Pam Ferris-Olson (10:57): So I'm no expert, but I think that seahorses, the farthest north they usually come is North Carolina, so this is a long haul for them.
Ali Farrell (11:05): It is absolutely, yeah. So, it's a little bit scary because the lobster industry really drives a large portion of Maine, and if the waters get so warm that the lobsters aren't here, that's a problem for sure.
Pam Ferris-Olson (11:20): Right. So what did you learn about yourself in writing these stories about lobster women?
Ali Farrell (11:27): So I think one thing that I took away from all of these stories and putting the book together is just that, like I said before, these fierce women all really have that one thing in common and that's that they just don't conform to the norm or what's typically expected of someone. On one hand they are these just really tough, tough fishermen out on the water, some of the toughest out there. And then on the other hand, they have these off season accomplishments such as attorneys, scientists, state representatives, pilots. And I could definitely go on with that list of really cool things.
Ali Farrell (12:11): But the point is that if they want something, they're just going to go for it, no matter how far outside the box it is. And I think that's really a lesson that all of us can learn and relearn throughout our life, because your life doesn't have to be any certain way just because that's what's normal, and you should just get out there and take some risks and just do whatever sets your soul on fire.
Pam Ferris-Olson (12:38): All right. So how do you think these stories might encourage readers to engage with the ocean in more positive ways?
Ali Farrell (12:47): Well, I hope that it will make a career on the ocean feel more accessible to readers, especially the young women out there trying to decide what they might want to do. And between aquaculture farming, fishing, studying the science and behaviors of the ocean, all of its inhabitants, there's just so many jobs out there that you might not expect that can really provide really fulfilling jobs and lifelong careers. And most of those careers come with an office view of the ocean, and I think everyone wants that.
Pam Ferris-Olson (13:23): So is there anything I haven't asked you that you'd like to tell the audience?
Ali Farrell (13:28): Oh boy. Well, it's certainly a very dangerous job, so I think that we all need to go thank our fishermen for getting all that onto shore for us.
Pam Ferris-Olson (13:40): Right. And this is the season for a lobster that's for sure.
Ali Farrell (13:44): Absolutely. And halibut.
Pam Ferris-Olson (13:47): Yeah. So Ali, it's been most interesting talking with you today. I have gained a new understanding of the term women's work, and particularly the work of women who daily put on boots and go to sea.
Pam Ferris-Olson (14:00): I'd like to remind our listeners that I've been speaking with Ali Farrell for the Women Mind the Water podcast series. The series can be viewed on WomenMindtheWater.com. An audio only version of this podcast is available on the Women Mind the Water website, iTunes, and Spotify.
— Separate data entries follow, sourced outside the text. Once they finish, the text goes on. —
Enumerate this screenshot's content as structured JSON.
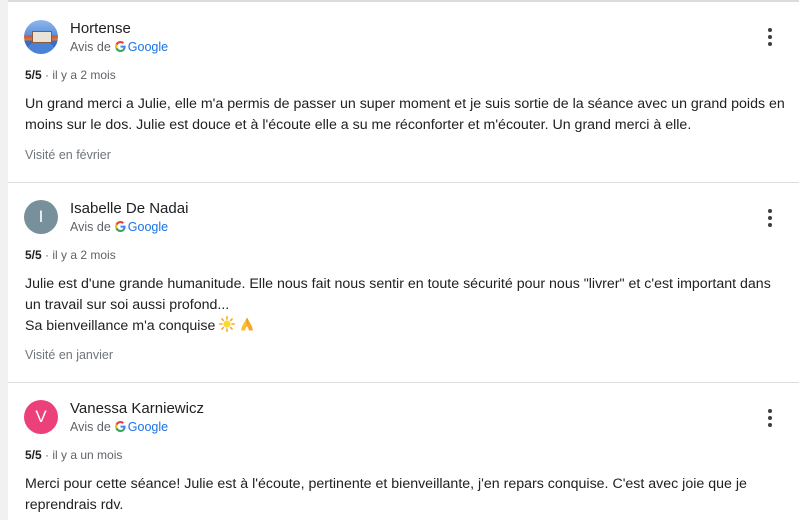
{
  "source_prefix": "Avis de",
  "source_brand": "Google",
  "menu_icon": "more-vert-icon",
  "colors": {
    "google_blue": "#4285F4",
    "google_red": "#EA4335",
    "google_yellow": "#FBBC05",
    "google_green": "#34A853",
    "avatar_gray": "#78909c",
    "avatar_pink": "#ec407a"
  },
  "reviews": [
    {
      "name": "Hortense",
      "avatar": "photo",
      "rating": "5/5",
      "time": "· il y a 2 mois",
      "text_lines": [
        "Un grand merci a Julie, elle m'a permis de passer un super moment et je suis sortie de la séance avec un grand poids en",
        "moins sur le dos. Julie est douce et à l'écoute elle a su me réconforter et m'écouter. Un grand merci à elle."
      ],
      "visited": "Visité en février"
    },
    {
      "name": "Isabelle De Nadai",
      "avatar_letter": "I",
      "rating": "5/5",
      "time": "· il y a 2 mois",
      "text_lines": [
        "Julie est d'une grande humanitude. Elle nous fait nous sentir en toute sécurité pour nous \"livrer\" et c'est important dans",
        "un travail sur soi aussi profond...",
        "Sa bienveillance m'a conquise"
      ],
      "emojis": [
        "sun-icon",
        "praying-hands-icon"
      ],
      "visited": "Visité en janvier"
    },
    {
      "name": "Vanessa Karniewicz",
      "avatar_letter": "V",
      "rating": "5/5",
      "time": "· il y a un mois",
      "text_lines": [
        "Merci pour cette séance! Julie est à l'écoute, pertinente et bienveillante, j'en repars conquise. C'est avec joie que je",
        "reprendrais rdv."
      ]
    }
  ]
}
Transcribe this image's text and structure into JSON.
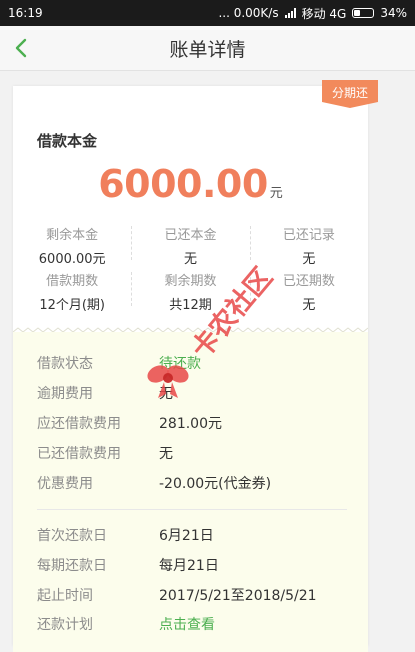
{
  "status_bar": {
    "time": "16:19",
    "network_speed": "... 0.00K/s",
    "carrier": "移动 4G",
    "battery": "34%"
  },
  "nav": {
    "title": "账单详情",
    "back_icon": "chevron-left-icon"
  },
  "card": {
    "badge": "分期还",
    "principal_label": "借款本金",
    "amount": "6000.00",
    "amount_unit": "元",
    "stats": [
      {
        "label": "剩余本金",
        "value": "6000.00元"
      },
      {
        "label": "已还本金",
        "value": "无"
      },
      {
        "label": "已还记录",
        "value": "无"
      },
      {
        "label": "借款期数",
        "value": "12个月(期)"
      },
      {
        "label": "剩余期数",
        "value": "共12期"
      },
      {
        "label": "已还期数",
        "value": "无"
      }
    ],
    "details_group1": [
      {
        "label": "借款状态",
        "value": "待还款"
      },
      {
        "label": "逾期费用",
        "value": "无"
      },
      {
        "label": "应还借款费用",
        "value": "281.00元"
      },
      {
        "label": "已还借款费用",
        "value": "无"
      },
      {
        "label": "优惠费用",
        "value": "-20.00元(代金券)"
      }
    ],
    "details_group2": [
      {
        "label": "首次还款日",
        "value": "6月21日"
      },
      {
        "label": "每期还款日",
        "value": "每月21日"
      },
      {
        "label": "起止时间",
        "value": "2017/5/21至2018/5/21"
      },
      {
        "label": "还款计划",
        "value": "点击查看"
      }
    ]
  },
  "watermark": {
    "text": "卡农社区"
  },
  "colors": {
    "accent_green": "#4caf50",
    "amount_orange": "#f07f5c",
    "badge_orange": "#f28a5c"
  }
}
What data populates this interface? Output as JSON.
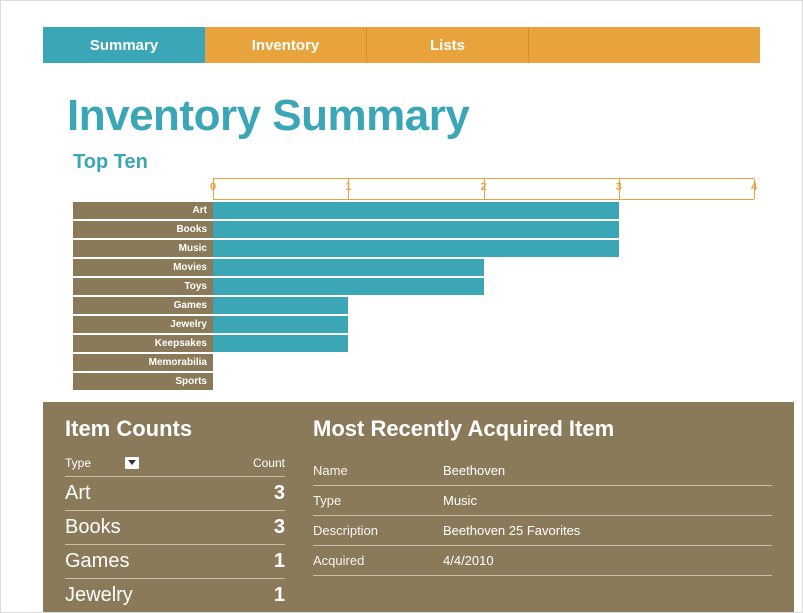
{
  "tabs": [
    "Summary",
    "Inventory",
    "Lists"
  ],
  "title": "Inventory Summary",
  "chart_data": {
    "type": "bar",
    "title": "Top Ten",
    "xlabel": "",
    "ylabel": "",
    "xlim": [
      0,
      4
    ],
    "ticks": [
      0,
      1,
      2,
      3,
      4
    ],
    "categories": [
      "Art",
      "Books",
      "Music",
      "Movies",
      "Toys",
      "Games",
      "Jewelry",
      "Keepsakes",
      "Memorabilia",
      "Sports"
    ],
    "values": [
      3,
      3,
      3,
      2,
      2,
      1,
      1,
      1,
      0,
      0
    ]
  },
  "counts": {
    "title": "Item Counts",
    "columns": [
      "Type",
      "Count"
    ],
    "rows": [
      {
        "type": "Art",
        "count": 3
      },
      {
        "type": "Books",
        "count": 3
      },
      {
        "type": "Games",
        "count": 1
      },
      {
        "type": "Jewelry",
        "count": 1
      }
    ]
  },
  "recent": {
    "title": "Most Recently Acquired Item",
    "fields": [
      {
        "key": "Name",
        "value": "Beethoven"
      },
      {
        "key": "Type",
        "value": "Music"
      },
      {
        "key": "Description",
        "value": "Beethoven 25 Favorites"
      },
      {
        "key": "Acquired",
        "value": "4/4/2010"
      }
    ]
  }
}
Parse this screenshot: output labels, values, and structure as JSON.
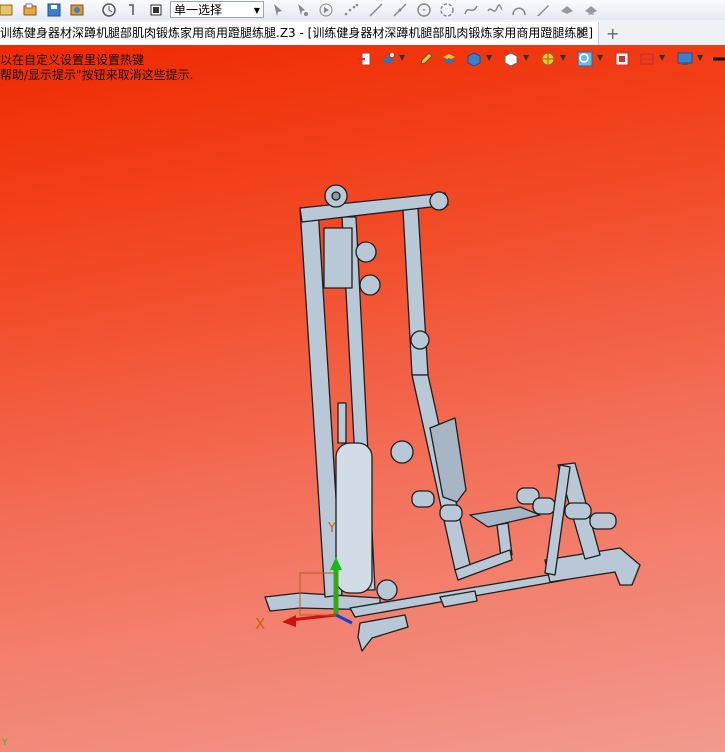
{
  "toolbar": {
    "selection_mode": "单一选择",
    "icons": [
      "new-icon",
      "open-icon",
      "save-icon",
      "import-icon",
      "clock-icon",
      "help-icon",
      "record-icon",
      "pick-icon",
      "pick-point-icon",
      "play-icon",
      "points-icon",
      "line-icon",
      "diagonal-icon",
      "circle-icon",
      "arc-icon",
      "spline-icon",
      "wave-icon",
      "bridge-icon",
      "knife-icon",
      "lamp-icon",
      "lamp2-icon"
    ]
  },
  "tab": {
    "title": "训练健身器材深蹲机腿部肌肉锻炼家用商用蹬腿练腿.Z3 - [训练健身器材深蹲机腿部肌肉锻炼家用商用蹬腿练腿]",
    "close": "✕",
    "add": "+"
  },
  "viewport": {
    "hint_line1": "以在自定义设置里设置热键",
    "hint_line2": "帮助/显示提示\"按钮来取消这些提示.",
    "axis_x": "X",
    "axis_y": "Y",
    "corner_label": "Y"
  },
  "colors": {
    "bg_top": "#f02a00",
    "bg_bottom": "#f29a8e",
    "model": "#b6c5d3",
    "model_outline": "#222222"
  }
}
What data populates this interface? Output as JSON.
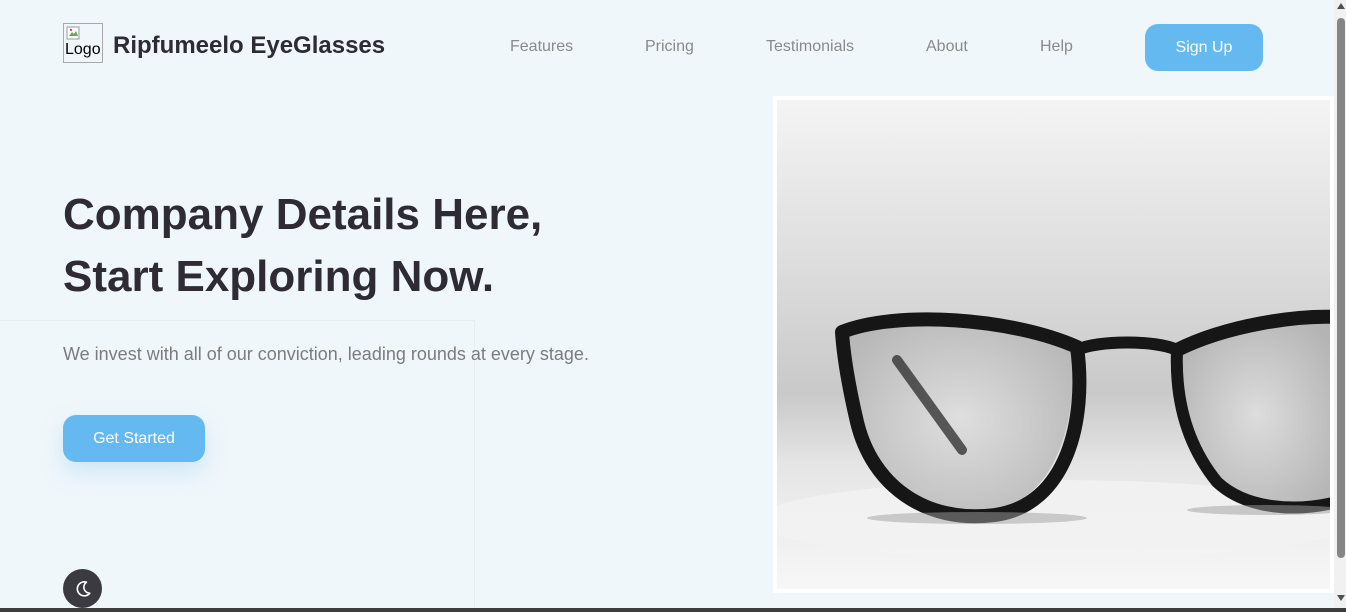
{
  "header": {
    "logo_alt": "Logo",
    "brand": "Ripfumeelo EyeGlasses",
    "nav": [
      {
        "label": "Features"
      },
      {
        "label": "Pricing"
      },
      {
        "label": "Testimonials"
      },
      {
        "label": "About"
      },
      {
        "label": "Help"
      }
    ],
    "signup_label": "Sign Up"
  },
  "hero": {
    "title_line1": "Company Details Here,",
    "title_line2": "Start Exploring Now.",
    "subtitle": "We invest with all of our conviction, leading rounds at every stage.",
    "cta_label": "Get Started",
    "image_icon": "eyeglasses-photo"
  },
  "theme_toggle": {
    "icon": "moon-icon"
  },
  "colors": {
    "background": "#f0f7fb",
    "accent": "#64b9f1",
    "heading": "#2e2b35",
    "muted": "#7c7c7c"
  }
}
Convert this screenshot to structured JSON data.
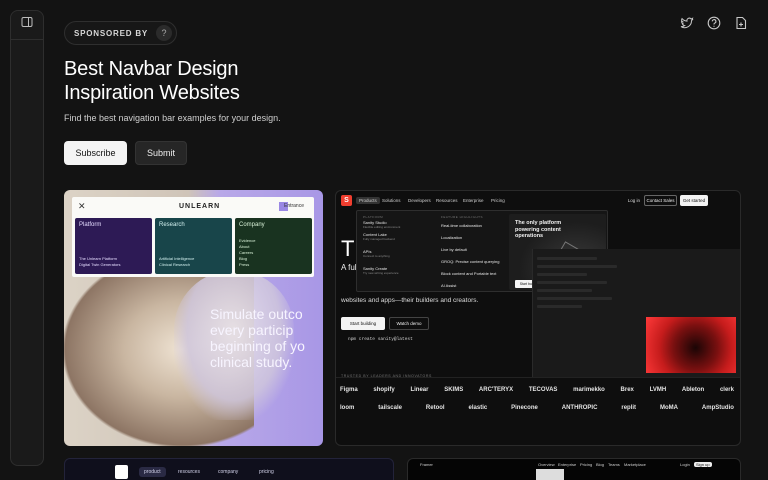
{
  "sponsor": {
    "label": "SPONSORED BY",
    "help": "?"
  },
  "hero": {
    "title": "Best Navbar Design Inspiration Websites",
    "subtitle": "Find the best navigation bar examples for your design."
  },
  "actions": {
    "subscribe": "Subscribe",
    "submit": "Submit"
  },
  "header_icons": [
    "twitter-icon",
    "help-icon",
    "submit-icon"
  ],
  "cards": [
    {
      "brand": "UNLEARN",
      "enter": "Entrance",
      "menu": {
        "platform": {
          "title": "Platform",
          "items": [
            "The Unlearn Platform",
            "Digital Twin Generators"
          ]
        },
        "research": {
          "title": "Research",
          "items": [
            "Artificial Intelligence",
            "Clinical Research"
          ]
        },
        "company": {
          "title": "Company",
          "items": [
            "Evidence",
            "About",
            "Careers",
            "Blog",
            "Press"
          ]
        }
      },
      "headline": "Simulate outco every particip beginning of yo clinical study."
    },
    {
      "brand_initial": "S",
      "nav": [
        "Products",
        "Solutions",
        "Developers",
        "Resources",
        "Enterprise",
        "Pricing"
      ],
      "login": "Log in",
      "contact": "Contact Sales",
      "get_started": "Get started",
      "dropdown": {
        "platform_header": "PLATFORM",
        "platform_items": [
          {
            "title": "Sanity Studio",
            "sub": "Flexible editing environment"
          },
          {
            "title": "Content Lake",
            "sub": "Fully managed backend"
          },
          {
            "title": "APIs",
            "sub": "Connect to anything"
          },
          {
            "title": "Sanity Create",
            "sub": "Try new writing experience"
          }
        ],
        "features_header": "FEATURE HIGHLIGHTS",
        "feature_items": [
          "Real-time collaboration",
          "Localization",
          "Live by default",
          "GROQ: Precise content querying",
          "Block content and Portable text",
          "AI Assist"
        ],
        "promo_title": "The only platform powering content operations",
        "promo_highlight": "content operations",
        "promo_button": "Start building for free"
      },
      "hero_letter": "T",
      "hero_line2": "A ful",
      "hero_tail": "websites and apps—their builders and creators.",
      "cta_primary": "Start building",
      "cta_secondary": "Watch demo",
      "npm": "npm create sanity@latest",
      "trusted": "TRUSTED BY LEADERS AND INNOVATORS",
      "logos_row1": [
        "Figma",
        "shopify",
        "Linear",
        "SKIMS",
        "ARC'TERYX",
        "TECOVAS",
        "marimekko",
        "Brex",
        "LVMH",
        "Ableton",
        "clerk"
      ],
      "logos_row2": [
        "loom",
        "tailscale",
        "Retool",
        "elastic",
        "Pinecone",
        "ANTHROPIC",
        "replit",
        "MoMA",
        "AmpStudio"
      ]
    },
    {
      "nav": [
        "product",
        "resources",
        "company",
        "pricing"
      ]
    },
    {
      "brand": "Framer",
      "nav": [
        "Overview",
        "Enterprise",
        "Pricing",
        "Blog",
        "Teams",
        "Marketplace"
      ],
      "login": "Login",
      "signup": "Sign up"
    }
  ]
}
Pam Ferris-Olson (14:17): Women Mind the Water is grateful to Jane Rice for the song Women of Water. All rights for the Women Mind the Water name and logo belong to Pam Ferris-Olson. This is Pam Ferris-Olson, and thank you for listening.
Asset ID: 2021.02.16
Themes: Writing, books, publications, women, conservation, stories, gender, breaking barriers, fishing, fisherman, lobsters
Date recorded: June 10, 2021
Length of recording: 14:37 m
Related traveling exhibition: Water/Ways
Sponsor or affiliated organization: Women Mind the Water Digital Stories Project, Maine
More information: https://womenmindthewater.com/